When we launched our quest to find New Zealand's best beach, we gave readers the opportunity to vote for their favourite summer spots. This week we've been profiling your top 10. To spice things up, we asked the Herald Travel team to come up with three wildcards. Keep your votes rolling in (scroll down to the form at the bottom). We'll announce the winner in the Herald on Sunday on January 31.
Herald Travel editor Stephanie Holmes admits it was impossible to include every beach Kiwis know and love in our shortlist.
"In choosing our wildcards, we hoped to give a broader representation of the diversity of beaches around the country. Northland, Coromandel and the Bay of Plenty were already well represented, so we mixed things up a bit with a west coast beach (Ōakura, Taranaki), a favourite for surfers (Wainui, Gisborne) and a stunning southern city spot (St Clair, Otago)."
Head out on the Pacific Coast Highway and 10 minutes from the centre of Gisborne you'll come to Wainui, gateway to 4km of white sand and Pacific breakers, world-famous - and not just in Aotearoa.
"We live in a surfer's mecca," writes local journalist, photographer and surfer Gray Clapham.
"A huge proportion of people who live in our community would define themselves as surfers. The activity of surfing, and the culture that parallels the sport, continues to have a huge influence on the social and political dynamic of our community."
He quotes Garry Quinn, whose sons Maz and Jae took Gizzy's surf style around the globe: "Surfing pervades everything everyone does here. Our lives are designed around the waves. Up and down the beach there are people from all walks of life – doctors, lawyers, business owners, tradesmen, unemployed – all organising their lives around the need to go surfing."
Writes Clapham: "Surfing is now a benign blend of everything good about being at the beach... It's very colourful and very healthy. And it's still free. No one has yet come up with a concept to charge people for the use of the waves. The beaches and the waves belong to all of us."
People swim at Wainui too, though Surf Life Saving NZ's findabeach.co.nz cautions of swells, reefs, rocks and rips. "Swimmers would be well advised to swim in the patrolled area at all times as rips form quickly and the size of the surf changes rapidly."
To the outsider, Ōakura is a seaside village that takes 45 seconds to drive through on Surf Highway 45, though most will be tempted to stop for the famous black-sand beach, cafes and craft galleries.
The "world's biggest surfboard" just before the petrol station should hint there's something to see here.
New Plymouth locals know the place, 15 minutes' drive south of the city, as one of the district's most affluent suburbs.

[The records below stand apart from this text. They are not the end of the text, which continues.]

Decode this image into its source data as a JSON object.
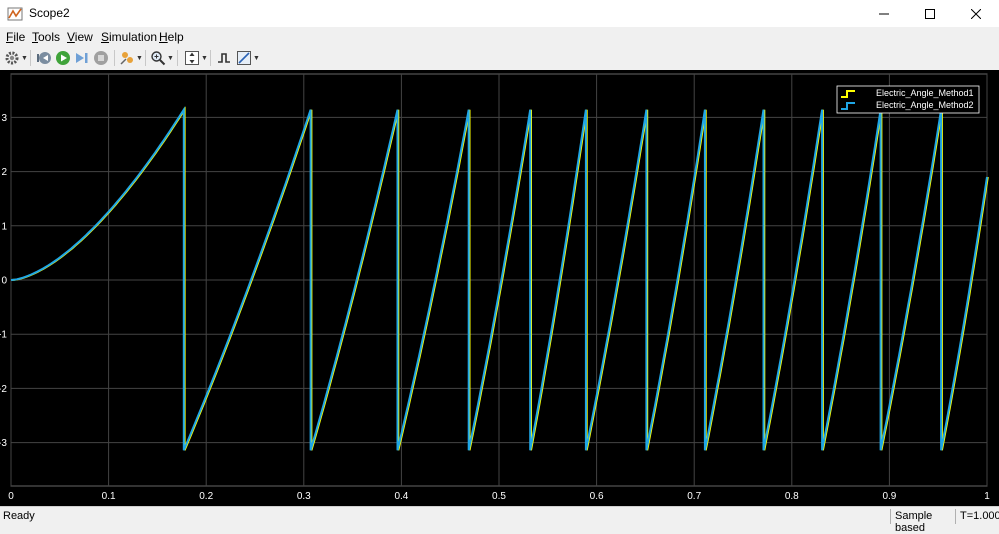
{
  "window": {
    "title": "Scope2"
  },
  "menu": [
    {
      "label": "File",
      "u": "F",
      "rest": "ile"
    },
    {
      "label": "Tools",
      "u": "T",
      "rest": "ools"
    },
    {
      "label": "View",
      "u": "V",
      "rest": "iew"
    },
    {
      "label": "Simulation",
      "u": "S",
      "rest": "imulation"
    },
    {
      "label": "Help",
      "u": "H",
      "rest": "elp"
    }
  ],
  "toolbar": {
    "icons": [
      "settings-icon",
      "step-back-icon",
      "run-icon",
      "step-forward-icon",
      "stop-icon",
      "highlight-icon",
      "zoom-icon",
      "scale-axes-icon",
      "triggers-icon",
      "measurements-icon"
    ]
  },
  "status": {
    "left": "Ready",
    "mode": "Sample based",
    "time": "T=1.000"
  },
  "colors": {
    "method1": "#ffff00",
    "method2": "#1fa6e6",
    "grid": "#444444",
    "axis_text": "#ffffff"
  },
  "chart_data": {
    "type": "line",
    "xlim": [
      0,
      1
    ],
    "ylim": [
      -3.8,
      3.8
    ],
    "x_ticks": [
      0,
      0.1,
      0.2,
      0.3,
      0.4,
      0.5,
      0.6,
      0.7,
      0.8,
      0.9,
      1
    ],
    "x_tick_labels": [
      "0",
      "0.1",
      "0.2",
      "0.3",
      "0.4",
      "0.5",
      "0.6",
      "0.7",
      "0.8",
      "0.9",
      "1"
    ],
    "y_ticks": [
      3,
      2,
      1,
      0,
      -1,
      -2,
      -3
    ],
    "y_tick_labels": [
      "3",
      "2",
      "1",
      "0",
      "-1",
      "-2",
      "-3"
    ],
    "grid": true,
    "legend_position": "top-right",
    "wrap_times": [
      0.177,
      0.307,
      0.396,
      0.469,
      0.532,
      0.589,
      0.651,
      0.711,
      0.771,
      0.831,
      0.891,
      0.953
    ],
    "final_value": 1.9,
    "series": [
      {
        "name": "Electric_Angle_Method1",
        "color": "#ffff00"
      },
      {
        "name": "Electric_Angle_Method2",
        "color": "#1fa6e6"
      }
    ]
  }
}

Houses on the water's edge are valued up to $2.6 million.
So, as in Mangawhai, another of our featured beaches, there was considerable angst when a developer planned a 399-home subdivision in 2018, later downsized to 144 properties. The community opposed the scheme and last year an independent commissioner supported them. The council has now voted it down.
For the foreseeable, Ōakura will remain as it's long been: a well-groomed, well-maintained seaside town.
Probably the most popular swimming beach in Taranaki, Ōakura has quite a steep gradient, strong rips around stream mouths and a nasty beach dump and inshore undertow, according to findabeach.co.nz. However, the beach is usually quite safe for families if waves are even and 1 metre or less. Swim between the flags and take the lifeguards' advice here.
While it's only a beach break, the surfing is often very good for all ages and experience. It's best surfed on mid to low tide in a south to southeast wind.
In the Deep South, the line you'll most often hear is that "there's nothing between St Clair and the Antarctic," which will give you completely the wrong idea about (a) the closest beach to Dunedin city and (b) Dunedin's most popular beach.
For decades, the curl of white sand was best-known for New Zealand's most consistent surf break and its saltwater hot pools but there's been a – sorry – sea change in recent years. It's the place to see and be seen.
All-day and night-time cafes and bars line the esplanade, there's a breathtaking view of the Southern Ocean, surfers enjoy those waves, there's a new playground and the pools were zhuzhed up not so long ago.
St Clair and its neighbour St Kilda are great beaches facing on to the Pacific. Both have surf patrols throughout the summer, but St Clair is our winner for those extra leisure opportunities.
Our old chum findabeach.co.nz says it's well suited for family swimming, although it has powerful rips and holes. The beach often gets large swells and waves pound against the seawall. Swimmers should use the patrolled area and ask St Clair lifeguards for advice.
The open-air pools are nestled on the rocks at the end of the promenade. Opened in 1884, heated in the 1960s and renovated in 2000, they're in a spectacular spot, with waves crashing onto the boulders below. They're great for people who love swimming in saltwater but prefer to do it in 28C comfort.
• Enjoy the sun, enjoy the water but keep yourself and your family safe this summer. Check out these sites before you hit the beach – watersafety.org.nz/beaches and surflifesaving.org.nz/stay-safe for water safety basics and lawa.org.nz/explore-data/swimming for water quality.